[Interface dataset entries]
↓↓↓

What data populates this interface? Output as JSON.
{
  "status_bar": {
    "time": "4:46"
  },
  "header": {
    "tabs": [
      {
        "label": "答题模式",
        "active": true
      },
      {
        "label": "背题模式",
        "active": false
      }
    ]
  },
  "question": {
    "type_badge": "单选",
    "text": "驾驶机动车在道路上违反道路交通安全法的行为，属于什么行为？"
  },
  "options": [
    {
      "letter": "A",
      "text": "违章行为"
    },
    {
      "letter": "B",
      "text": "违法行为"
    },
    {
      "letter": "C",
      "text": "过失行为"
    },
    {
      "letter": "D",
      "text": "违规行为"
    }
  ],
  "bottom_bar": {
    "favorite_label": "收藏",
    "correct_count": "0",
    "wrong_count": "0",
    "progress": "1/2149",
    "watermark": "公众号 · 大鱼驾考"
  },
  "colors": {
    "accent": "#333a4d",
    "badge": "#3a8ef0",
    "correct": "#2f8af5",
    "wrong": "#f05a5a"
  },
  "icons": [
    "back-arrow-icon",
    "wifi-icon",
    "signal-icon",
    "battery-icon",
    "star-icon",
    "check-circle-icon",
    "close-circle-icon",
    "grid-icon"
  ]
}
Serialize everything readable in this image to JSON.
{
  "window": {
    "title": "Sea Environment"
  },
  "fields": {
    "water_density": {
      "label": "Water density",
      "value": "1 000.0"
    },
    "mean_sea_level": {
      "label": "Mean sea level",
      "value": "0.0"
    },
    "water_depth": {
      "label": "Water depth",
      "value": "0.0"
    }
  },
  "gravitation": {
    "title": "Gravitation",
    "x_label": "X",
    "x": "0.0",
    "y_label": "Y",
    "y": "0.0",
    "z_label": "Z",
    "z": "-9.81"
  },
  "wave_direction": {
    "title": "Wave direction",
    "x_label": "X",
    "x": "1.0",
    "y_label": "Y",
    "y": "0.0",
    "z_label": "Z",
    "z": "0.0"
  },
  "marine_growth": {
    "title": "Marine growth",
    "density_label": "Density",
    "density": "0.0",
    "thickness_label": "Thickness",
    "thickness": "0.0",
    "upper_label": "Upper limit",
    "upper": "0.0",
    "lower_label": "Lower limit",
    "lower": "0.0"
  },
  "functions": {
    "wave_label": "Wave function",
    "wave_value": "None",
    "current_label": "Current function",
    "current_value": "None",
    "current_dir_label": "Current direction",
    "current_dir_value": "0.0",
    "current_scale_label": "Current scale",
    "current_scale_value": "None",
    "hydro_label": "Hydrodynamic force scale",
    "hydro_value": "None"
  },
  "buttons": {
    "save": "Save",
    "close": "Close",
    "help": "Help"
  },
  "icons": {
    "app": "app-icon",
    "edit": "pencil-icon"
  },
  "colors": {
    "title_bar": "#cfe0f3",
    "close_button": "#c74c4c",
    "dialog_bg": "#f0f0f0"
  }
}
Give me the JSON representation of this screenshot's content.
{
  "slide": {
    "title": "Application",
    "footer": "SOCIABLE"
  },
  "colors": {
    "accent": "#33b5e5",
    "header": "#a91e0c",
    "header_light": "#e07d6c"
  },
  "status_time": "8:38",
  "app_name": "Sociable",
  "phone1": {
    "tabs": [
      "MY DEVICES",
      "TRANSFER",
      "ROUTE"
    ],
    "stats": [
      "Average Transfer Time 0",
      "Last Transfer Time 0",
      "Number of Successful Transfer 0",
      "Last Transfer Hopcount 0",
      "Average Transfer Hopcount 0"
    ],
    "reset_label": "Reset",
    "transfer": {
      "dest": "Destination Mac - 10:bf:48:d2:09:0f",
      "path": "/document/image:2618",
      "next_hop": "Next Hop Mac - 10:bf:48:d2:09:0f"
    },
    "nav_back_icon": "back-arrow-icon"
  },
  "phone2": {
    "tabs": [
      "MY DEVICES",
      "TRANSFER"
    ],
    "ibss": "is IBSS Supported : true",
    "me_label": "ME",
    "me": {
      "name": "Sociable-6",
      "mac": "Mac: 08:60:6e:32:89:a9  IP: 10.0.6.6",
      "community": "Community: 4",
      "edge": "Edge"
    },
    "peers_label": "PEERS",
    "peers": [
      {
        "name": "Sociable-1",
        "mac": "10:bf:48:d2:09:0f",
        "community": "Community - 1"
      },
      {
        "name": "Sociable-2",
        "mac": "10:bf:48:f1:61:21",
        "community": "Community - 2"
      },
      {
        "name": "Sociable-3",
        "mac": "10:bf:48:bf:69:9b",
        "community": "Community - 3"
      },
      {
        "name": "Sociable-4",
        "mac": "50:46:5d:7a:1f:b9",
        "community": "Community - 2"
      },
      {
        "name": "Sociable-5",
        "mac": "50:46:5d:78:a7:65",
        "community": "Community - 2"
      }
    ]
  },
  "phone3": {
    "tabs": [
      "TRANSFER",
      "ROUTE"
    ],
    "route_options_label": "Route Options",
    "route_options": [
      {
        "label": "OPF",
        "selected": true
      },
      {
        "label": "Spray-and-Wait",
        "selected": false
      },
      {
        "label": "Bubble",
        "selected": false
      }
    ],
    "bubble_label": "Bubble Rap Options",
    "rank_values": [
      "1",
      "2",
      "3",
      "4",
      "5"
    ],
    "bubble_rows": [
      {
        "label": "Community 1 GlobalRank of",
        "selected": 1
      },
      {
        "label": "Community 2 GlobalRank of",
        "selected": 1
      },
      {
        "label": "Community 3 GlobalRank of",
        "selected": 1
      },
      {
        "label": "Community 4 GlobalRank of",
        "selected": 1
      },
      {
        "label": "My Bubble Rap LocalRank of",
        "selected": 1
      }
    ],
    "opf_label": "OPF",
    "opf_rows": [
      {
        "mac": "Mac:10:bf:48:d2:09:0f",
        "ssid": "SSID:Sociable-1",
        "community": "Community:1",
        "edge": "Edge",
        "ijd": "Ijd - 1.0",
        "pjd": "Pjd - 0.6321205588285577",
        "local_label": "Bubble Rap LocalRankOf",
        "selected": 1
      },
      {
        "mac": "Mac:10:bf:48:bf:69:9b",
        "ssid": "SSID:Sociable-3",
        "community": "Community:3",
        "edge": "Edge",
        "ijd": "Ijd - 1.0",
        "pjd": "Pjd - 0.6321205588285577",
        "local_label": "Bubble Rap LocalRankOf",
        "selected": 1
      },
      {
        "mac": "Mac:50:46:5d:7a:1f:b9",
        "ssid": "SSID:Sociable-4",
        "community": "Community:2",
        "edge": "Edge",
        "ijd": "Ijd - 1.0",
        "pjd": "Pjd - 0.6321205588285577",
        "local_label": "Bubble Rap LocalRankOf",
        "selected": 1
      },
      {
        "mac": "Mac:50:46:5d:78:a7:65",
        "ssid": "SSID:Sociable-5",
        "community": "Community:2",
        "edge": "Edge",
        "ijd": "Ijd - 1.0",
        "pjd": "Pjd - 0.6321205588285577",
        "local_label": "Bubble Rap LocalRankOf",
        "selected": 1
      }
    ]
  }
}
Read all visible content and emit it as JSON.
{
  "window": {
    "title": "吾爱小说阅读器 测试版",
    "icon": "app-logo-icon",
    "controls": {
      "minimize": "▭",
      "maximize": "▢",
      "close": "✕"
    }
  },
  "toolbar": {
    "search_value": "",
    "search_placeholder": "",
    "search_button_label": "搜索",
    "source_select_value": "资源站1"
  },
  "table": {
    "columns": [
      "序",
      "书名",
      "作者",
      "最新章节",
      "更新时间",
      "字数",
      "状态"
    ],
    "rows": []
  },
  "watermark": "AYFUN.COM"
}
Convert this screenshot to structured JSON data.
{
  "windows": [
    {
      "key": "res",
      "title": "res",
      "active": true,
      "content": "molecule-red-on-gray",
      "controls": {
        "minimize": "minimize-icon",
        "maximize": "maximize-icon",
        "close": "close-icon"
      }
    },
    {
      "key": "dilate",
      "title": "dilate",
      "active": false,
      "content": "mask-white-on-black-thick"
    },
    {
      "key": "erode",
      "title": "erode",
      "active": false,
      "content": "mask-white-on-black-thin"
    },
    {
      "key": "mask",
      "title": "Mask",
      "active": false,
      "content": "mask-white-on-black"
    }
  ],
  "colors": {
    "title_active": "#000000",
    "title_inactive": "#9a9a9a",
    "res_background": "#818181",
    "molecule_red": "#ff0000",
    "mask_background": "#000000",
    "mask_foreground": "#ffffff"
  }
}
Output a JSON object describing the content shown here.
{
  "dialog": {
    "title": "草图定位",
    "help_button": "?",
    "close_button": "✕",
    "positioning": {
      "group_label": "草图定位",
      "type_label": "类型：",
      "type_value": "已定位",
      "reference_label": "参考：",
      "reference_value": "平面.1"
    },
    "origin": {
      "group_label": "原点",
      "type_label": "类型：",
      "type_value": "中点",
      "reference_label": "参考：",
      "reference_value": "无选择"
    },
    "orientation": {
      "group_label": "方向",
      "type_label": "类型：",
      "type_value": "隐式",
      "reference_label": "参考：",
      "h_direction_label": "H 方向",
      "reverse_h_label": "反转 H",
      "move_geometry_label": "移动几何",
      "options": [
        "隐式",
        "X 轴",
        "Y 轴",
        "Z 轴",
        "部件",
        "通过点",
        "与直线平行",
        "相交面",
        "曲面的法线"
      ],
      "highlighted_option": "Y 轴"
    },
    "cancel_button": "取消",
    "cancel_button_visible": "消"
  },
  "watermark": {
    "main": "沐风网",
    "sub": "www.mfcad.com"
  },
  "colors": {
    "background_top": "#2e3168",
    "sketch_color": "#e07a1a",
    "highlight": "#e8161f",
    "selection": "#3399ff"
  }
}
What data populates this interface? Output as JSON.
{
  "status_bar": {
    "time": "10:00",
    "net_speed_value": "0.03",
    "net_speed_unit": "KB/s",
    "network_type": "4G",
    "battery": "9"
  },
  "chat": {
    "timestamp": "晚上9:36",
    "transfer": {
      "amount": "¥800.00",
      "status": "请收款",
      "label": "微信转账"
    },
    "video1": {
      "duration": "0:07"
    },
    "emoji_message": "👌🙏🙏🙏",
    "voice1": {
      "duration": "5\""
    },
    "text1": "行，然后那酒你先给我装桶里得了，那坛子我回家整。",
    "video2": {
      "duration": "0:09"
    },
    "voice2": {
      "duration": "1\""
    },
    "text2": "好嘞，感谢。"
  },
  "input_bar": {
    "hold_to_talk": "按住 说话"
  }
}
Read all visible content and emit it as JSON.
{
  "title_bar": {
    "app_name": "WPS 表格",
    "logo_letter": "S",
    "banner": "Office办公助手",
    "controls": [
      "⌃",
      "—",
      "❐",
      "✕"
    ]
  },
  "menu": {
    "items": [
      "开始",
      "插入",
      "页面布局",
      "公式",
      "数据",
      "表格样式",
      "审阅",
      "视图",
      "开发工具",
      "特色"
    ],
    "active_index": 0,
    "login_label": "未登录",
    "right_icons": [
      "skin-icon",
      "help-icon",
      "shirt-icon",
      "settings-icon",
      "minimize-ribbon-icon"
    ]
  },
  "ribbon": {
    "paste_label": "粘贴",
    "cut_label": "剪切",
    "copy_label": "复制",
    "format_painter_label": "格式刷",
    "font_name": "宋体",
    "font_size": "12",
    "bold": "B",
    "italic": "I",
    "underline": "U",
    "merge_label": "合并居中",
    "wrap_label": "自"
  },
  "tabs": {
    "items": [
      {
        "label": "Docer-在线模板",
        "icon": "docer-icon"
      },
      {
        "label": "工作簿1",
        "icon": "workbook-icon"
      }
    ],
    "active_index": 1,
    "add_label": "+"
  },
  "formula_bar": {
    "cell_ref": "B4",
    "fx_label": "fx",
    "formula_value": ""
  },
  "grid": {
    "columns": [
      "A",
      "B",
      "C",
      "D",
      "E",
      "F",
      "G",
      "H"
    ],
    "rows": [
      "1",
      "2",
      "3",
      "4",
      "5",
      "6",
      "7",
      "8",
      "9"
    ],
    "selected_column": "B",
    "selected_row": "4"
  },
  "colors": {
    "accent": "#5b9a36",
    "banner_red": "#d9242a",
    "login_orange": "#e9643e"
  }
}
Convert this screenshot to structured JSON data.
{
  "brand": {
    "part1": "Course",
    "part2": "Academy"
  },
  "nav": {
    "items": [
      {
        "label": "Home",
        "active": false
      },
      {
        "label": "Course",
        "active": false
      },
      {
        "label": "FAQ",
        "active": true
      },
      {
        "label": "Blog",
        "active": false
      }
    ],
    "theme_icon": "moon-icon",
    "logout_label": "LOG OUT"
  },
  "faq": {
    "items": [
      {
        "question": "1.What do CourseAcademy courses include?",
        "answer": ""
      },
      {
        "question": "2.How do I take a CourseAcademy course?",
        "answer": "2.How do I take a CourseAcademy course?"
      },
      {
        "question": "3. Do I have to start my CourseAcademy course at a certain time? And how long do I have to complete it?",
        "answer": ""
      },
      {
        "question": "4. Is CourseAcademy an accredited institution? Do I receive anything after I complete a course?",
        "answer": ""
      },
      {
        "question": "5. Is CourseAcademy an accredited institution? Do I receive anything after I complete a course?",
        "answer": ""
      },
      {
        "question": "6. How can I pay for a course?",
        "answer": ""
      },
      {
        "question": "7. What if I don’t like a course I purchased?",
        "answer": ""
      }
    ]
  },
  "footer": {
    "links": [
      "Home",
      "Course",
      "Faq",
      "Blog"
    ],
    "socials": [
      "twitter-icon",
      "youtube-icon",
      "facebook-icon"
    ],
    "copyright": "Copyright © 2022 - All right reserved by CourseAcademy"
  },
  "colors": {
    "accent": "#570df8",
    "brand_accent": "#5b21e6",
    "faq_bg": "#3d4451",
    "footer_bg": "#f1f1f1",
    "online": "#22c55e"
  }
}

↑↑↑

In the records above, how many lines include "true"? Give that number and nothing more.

5